__ABOUT THIS TASK__
Could all of the entries be written out exactly, with any pictures omitted?

━━━━━ RECORDS FOR PROCESSING

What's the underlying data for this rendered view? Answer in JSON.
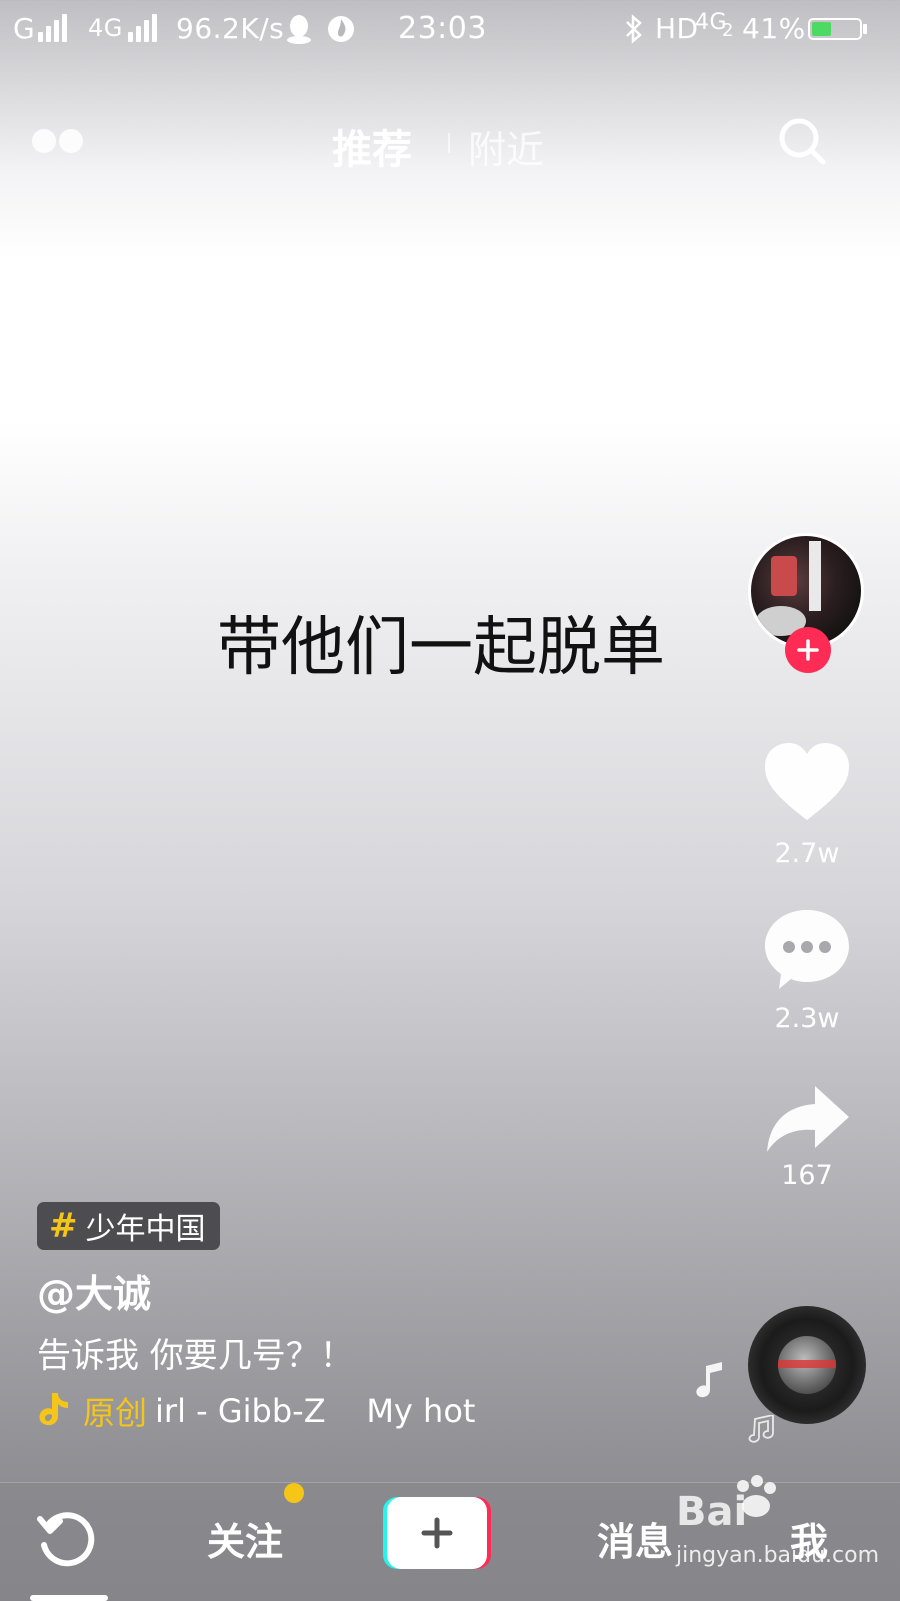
{
  "status_bar": {
    "carrier1": "G",
    "network_type": "4G",
    "speed": "96.2K/s",
    "time": "23:03",
    "hd": "HD",
    "network_type2": "4G",
    "network_sub": "2",
    "battery_percent": "41%",
    "battery_level": 0.41
  },
  "top_nav": {
    "tab_recommend": "推荐",
    "tab_nearby": "附近"
  },
  "video": {
    "caption_overlay": "带他们一起脱单"
  },
  "side_actions": {
    "like_count": "2.7w",
    "comment_count": "2.3w",
    "share_count": "167"
  },
  "post": {
    "hashtag": "少年中国",
    "author": "@大诚",
    "description": "告诉我 你要几号？！",
    "music_tag": "原创",
    "music_text": "irl - Gibb-Z    My hot"
  },
  "bottom_nav": {
    "follow_label": "关注",
    "messages_label": "消息",
    "me_label": "我"
  },
  "watermark": {
    "brand": "Bai",
    "site": "jingyan.baidu.com"
  },
  "colors": {
    "accent_red": "#fe2c55",
    "accent_cyan": "#25f4ee",
    "hashtag_yellow": "#f5c518",
    "notify_dot": "#f5c518"
  }
}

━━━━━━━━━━

__YOUR SOLUTION__
What's the underlying data for this rendered view? Answer in JSON.
{
  "status_bar": {
    "carrier1": "G",
    "network_type": "4G",
    "speed": "96.2K/s",
    "time": "23:03",
    "hd": "HD",
    "network_type2": "4G",
    "network_sub": "2",
    "battery_percent": "41%",
    "battery_level": 0.41
  },
  "top_nav": {
    "tab_recommend": "推荐",
    "tab_nearby": "附近"
  },
  "video": {
    "caption_overlay": "带他们一起脱单"
  },
  "side_actions": {
    "like_count": "2.7w",
    "comment_count": "2.3w",
    "share_count": "167"
  },
  "post": {
    "hashtag": "少年中国",
    "author": "@大诚",
    "description": "告诉我 你要几号？！",
    "music_tag": "原创",
    "music_text": "irl - Gibb-Z    My hot"
  },
  "bottom_nav": {
    "follow_label": "关注",
    "messages_label": "消息",
    "me_label": "我"
  },
  "watermark": {
    "brand": "Bai",
    "site": "jingyan.baidu.com"
  },
  "colors": {
    "accent_red": "#fe2c55",
    "accent_cyan": "#25f4ee",
    "hashtag_yellow": "#f5c518",
    "notify_dot": "#f5c518"
  }
}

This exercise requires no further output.